US20080261354 *24 jun 200823 okt 2008International Business Machines CorporationStructure and method of fabricating a hybrid substrate for high-performance hybrid-orientation silicon-on-insulator cmos devices
US20080268587 *30 apr 200730 okt 2008Sadaka Mariam GInverse slope isolation and dual surface orientation integration
US20080290379 *9 jul 200827 nov 2008International Business Machines CorporationDual trench isolation for cmos with hybrid orientations
US20090108301 *30 okt 200730 apr 2009International Business Machines CorporationHybrid orientation semiconductor structure with reduced boundary defects and method of forming same
US20090218566 *11 maj 20093 sep 2009Micron Technology, Inc.Localized compressive strained semiconductor
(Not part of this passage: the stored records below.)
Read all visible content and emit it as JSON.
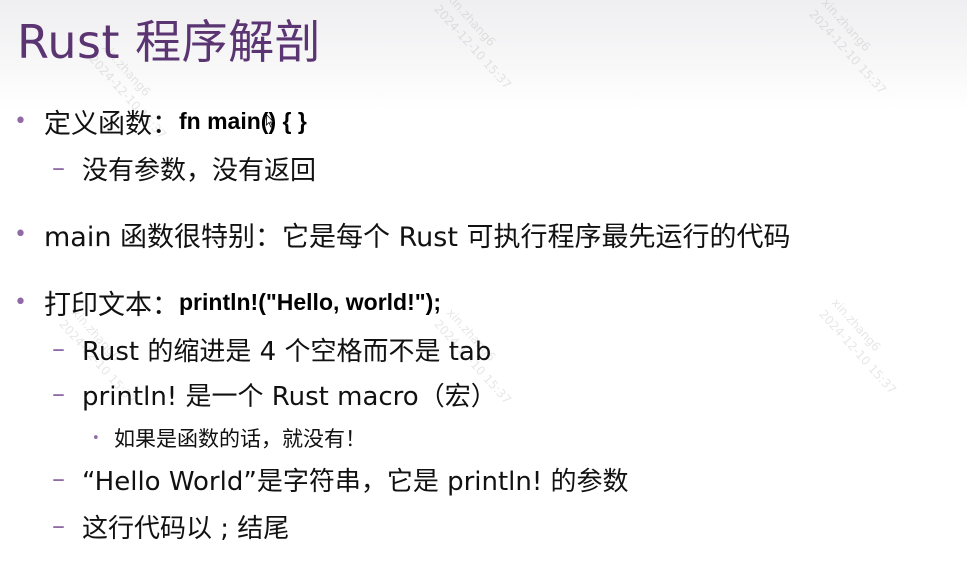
{
  "title": "Rust 程序解剖",
  "items": [
    {
      "text": "定义函数：",
      "code": "fn main() { }",
      "sub": [
        {
          "text": "没有参数，没有返回"
        }
      ]
    },
    {
      "text": "main 函数很特别：它是每个 Rust 可执行程序最先运行的代码"
    },
    {
      "text": "打印文本：",
      "code": "println!(\"Hello, world!\");",
      "sub": [
        {
          "text": "Rust 的缩进是 4 个空格而不是 tab"
        },
        {
          "text": "println! 是一个 Rust macro（宏）",
          "sub": [
            "如果是函数的话，就没有！"
          ]
        },
        {
          "text": "“Hello World”是字符串，它是 println! 的参数"
        },
        {
          "text": "这行代码以 ; 结尾"
        }
      ]
    }
  ],
  "watermarks": [
    {
      "user": "xin.zhang6",
      "date": "2024-12-10 15:37"
    },
    {
      "user": "xin.zhang6",
      "date": "2024-12-10 15:37"
    },
    {
      "user": "xin.zhang6",
      "date": "2024-12-10 15:37"
    },
    {
      "user": "xin.zhang6",
      "date": "2024-12-10 15:37"
    },
    {
      "user": "xin.zhang6",
      "date": "2024-12-10 15:37"
    },
    {
      "user": "xin.zhang6",
      "date": "2024-12-10 15:37"
    }
  ],
  "colors": {
    "title": "#5b3472",
    "bullet": "#8f6aa6"
  }
}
US20100013061 *23 sep 200921 jan 2010Micron Technology, Inc.Semiconductor structures including square cuts in single crystal silicon
US20100065941 *20 nov 200918 mar 2010Micron Technology, Inc.Intermediate semiconductor structures
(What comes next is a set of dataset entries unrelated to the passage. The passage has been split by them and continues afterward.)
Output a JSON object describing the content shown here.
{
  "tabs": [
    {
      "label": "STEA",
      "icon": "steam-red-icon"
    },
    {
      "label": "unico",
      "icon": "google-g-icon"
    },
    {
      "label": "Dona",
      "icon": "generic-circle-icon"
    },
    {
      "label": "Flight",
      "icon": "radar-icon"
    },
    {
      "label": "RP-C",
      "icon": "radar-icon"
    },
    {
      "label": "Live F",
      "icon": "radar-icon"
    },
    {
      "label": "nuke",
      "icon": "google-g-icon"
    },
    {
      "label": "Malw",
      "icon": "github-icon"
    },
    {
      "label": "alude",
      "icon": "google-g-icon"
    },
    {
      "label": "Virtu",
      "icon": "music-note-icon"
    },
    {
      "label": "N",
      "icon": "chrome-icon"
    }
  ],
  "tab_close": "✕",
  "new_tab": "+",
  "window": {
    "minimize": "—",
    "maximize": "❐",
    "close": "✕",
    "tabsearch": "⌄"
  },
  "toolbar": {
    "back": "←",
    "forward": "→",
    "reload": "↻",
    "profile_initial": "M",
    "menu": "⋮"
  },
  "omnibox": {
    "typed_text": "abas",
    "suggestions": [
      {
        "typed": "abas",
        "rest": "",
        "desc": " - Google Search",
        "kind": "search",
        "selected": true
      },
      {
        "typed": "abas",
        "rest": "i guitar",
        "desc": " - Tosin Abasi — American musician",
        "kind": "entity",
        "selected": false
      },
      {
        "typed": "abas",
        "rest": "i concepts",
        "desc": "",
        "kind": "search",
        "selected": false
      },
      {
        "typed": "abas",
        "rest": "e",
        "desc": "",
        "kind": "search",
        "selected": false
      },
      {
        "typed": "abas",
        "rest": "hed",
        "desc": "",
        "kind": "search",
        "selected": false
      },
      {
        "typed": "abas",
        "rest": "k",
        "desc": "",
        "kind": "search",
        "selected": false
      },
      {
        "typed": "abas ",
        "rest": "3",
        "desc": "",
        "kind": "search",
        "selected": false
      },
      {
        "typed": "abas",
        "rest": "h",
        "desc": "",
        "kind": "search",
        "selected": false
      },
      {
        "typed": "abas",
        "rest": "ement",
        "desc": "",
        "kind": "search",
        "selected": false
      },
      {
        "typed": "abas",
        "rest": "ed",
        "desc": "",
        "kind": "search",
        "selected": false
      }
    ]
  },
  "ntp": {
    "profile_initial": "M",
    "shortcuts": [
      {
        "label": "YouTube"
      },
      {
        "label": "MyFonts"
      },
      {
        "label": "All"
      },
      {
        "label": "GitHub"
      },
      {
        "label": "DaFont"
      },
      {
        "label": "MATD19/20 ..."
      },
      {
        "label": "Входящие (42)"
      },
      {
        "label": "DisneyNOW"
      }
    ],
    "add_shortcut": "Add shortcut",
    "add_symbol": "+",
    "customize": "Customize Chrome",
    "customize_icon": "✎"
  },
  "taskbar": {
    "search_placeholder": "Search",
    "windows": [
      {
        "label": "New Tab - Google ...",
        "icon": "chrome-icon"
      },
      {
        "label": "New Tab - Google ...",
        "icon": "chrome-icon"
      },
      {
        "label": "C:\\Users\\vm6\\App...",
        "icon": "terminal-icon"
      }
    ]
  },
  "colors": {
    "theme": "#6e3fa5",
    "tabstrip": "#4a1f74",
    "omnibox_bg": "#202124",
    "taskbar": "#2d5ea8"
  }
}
US20100109120 *14 jan 20106 maj 2010Micron Technology, Inc.Single crystal silicon structures
US20100112800 *7 jan 20106 maj 2010International Business Machines CorporationCmos structure and method for fabrication thereof using multiple crystallographic orientations and gate materials
US20110237035 *9 jun 201129 sep 2011Jiang YanFormation of Active Area Using Semiconductor Growth Process without STI Integration
US20120199888 *2 feb 20129 aug 2012United Microelectronics CorporationFin field-effect transistor structure
US20140035104 *31 jul 20126 feb 2014Alexandre M. BratkovskiGermanium on insulator apparatus
CN100508194C23 mar 20071 jul 2009国际商业机器公司Semiconductor structure and method for manufacturing semiconductor structure
Klassificeringar
USA-klassificering438/150, 438/198, 257/371, 257/E21.703, 438/199, 257/369, 257/E27.112, 438/166, 438/154, 257/374
Internationell klassificeringH01L27/12, H01L21/84
Kooperativ klassningH01L21/84, H01L27/1203
Europeisk klassificeringH01L27/12B, H01L21/84
Juridiska händelser
DatumKodHändelseBeskrivning
4 apr 2003ASAssignment
Owner name: TAIWAN SEMICONDUCTOR MANUFACTURING COMPANY, LTD.,
Free format text: ASSIGNMENT OF ASSIGNORS INTEREST;ASSIGNORS:YEO, YEE-CHIA;YANG, FU-LIANG;REEL/FRAME:013950/0550
Effective date: 20030404
6 nov 2008FPAYFee payment
Year of fee payment: 4
1 okt 2012FPAYFee payment
Year of fee payment: 8
24 nov 2016FPAYFee payment
Year of fee payment: 12